Red and Inexpert: Sketching Ecological Crisis in Mao-era Riverscapes
Christine I. Ho (University of Massachusetts Amherst)
In a familiar declensionist narrative of environmental history in China, Mao-era riverscapes epitomize the ultimate disaster, characterized by unprecedented resource exploitation and nationalistic justification for large-scale state expansion. In a parallel declensionist narrative, pictures of socialist water management and hydraulic engineering, proliferating across paintings, prints, photobooks, pictorials, to cinema, also represent the nadir of landscape imagery in China: they are consigned to either acts of corroboration or critique, propaganda or resistance. This talk denaturalizes the assumptions behind visualizing the river basin as both hydraulic civilization and hydro-modernity. How did artists naturalize an ideological landscape at a time when the very idea of nature was radically reconfigured? For the artists who created socialist visual culture, the problem was a serious lack of expertise in the technical, scientific, and social knowledge required to depict the state’s control over water, even as they attempted to interpret the socialist landscape for mass comprehension. The conflict between being red and expert, revolutionary and intellectual, is staged in a handscroll that narrativizes the crisis and recovery from one of the most lethal floods of the 20th century, Li Xiongcai’s monumental Flood Prevention in Wuhan. A painting ostensibly about hydraulic technopolitics, Flood Prevention in Wuhan sought to form what might be termed hydraulic vision, one that turned laboring bodies into abstractions of nature and energy.

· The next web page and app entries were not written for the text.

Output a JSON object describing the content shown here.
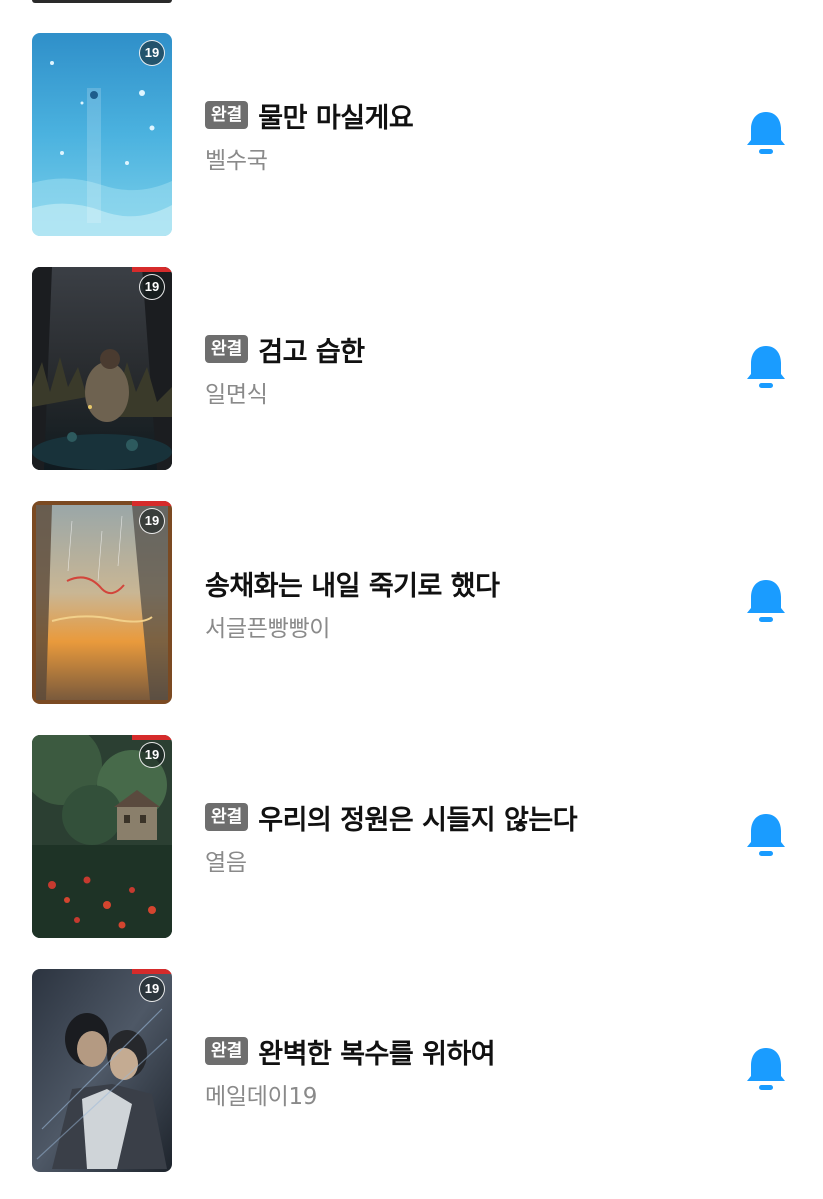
{
  "accent_color": "#1a9cff",
  "books": [
    {
      "title": "물만 마실게요",
      "author": "벨수국",
      "status": "완결",
      "age_rating": "19",
      "cover": "ocean-water"
    },
    {
      "title": "검고 습한",
      "author": "일면식",
      "status": "완결",
      "age_rating": "19",
      "cover": "dark-forest"
    },
    {
      "title": "송채화는 내일 죽기로 했다",
      "author": "서글픈빵빵이",
      "status": "",
      "age_rating": "19",
      "cover": "sunset-rain"
    },
    {
      "title": "우리의 정원은 시들지 않는다",
      "author": "열음",
      "status": "완결",
      "age_rating": "19",
      "cover": "green-garden"
    },
    {
      "title": "완벽한 복수를 위하여",
      "author": "메일데이19",
      "status": "완결",
      "age_rating": "19",
      "cover": "dark-couple"
    }
  ]
}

Christine I. Ho, Associate Professor of East Asian Art, received her BA from Wellesley College and PhD in art history from Stanford University. She specializes in late imperial, modern, and contemporary Chinese art. Her research focuses on ink painting, aesthetics and politics, global socialist visual culture, and the postsocialist legacy. Additional teaching and research interests include histories of landscape and environment, transnational art movements, public art, and design studies and craft history. Her book, Drawing From Life: Sketching and Socialist Painting in the People's Republic of China (University of California Press, 2020), examines the process of creating a national, and Chinese, form of socialist realism through previously unpublished artists’ sketchbooks and seminal paintings, and demonstrates the importance of artistic practice to understanding socialist art and its struggle to define the representational politics of a new postrevolutionary state.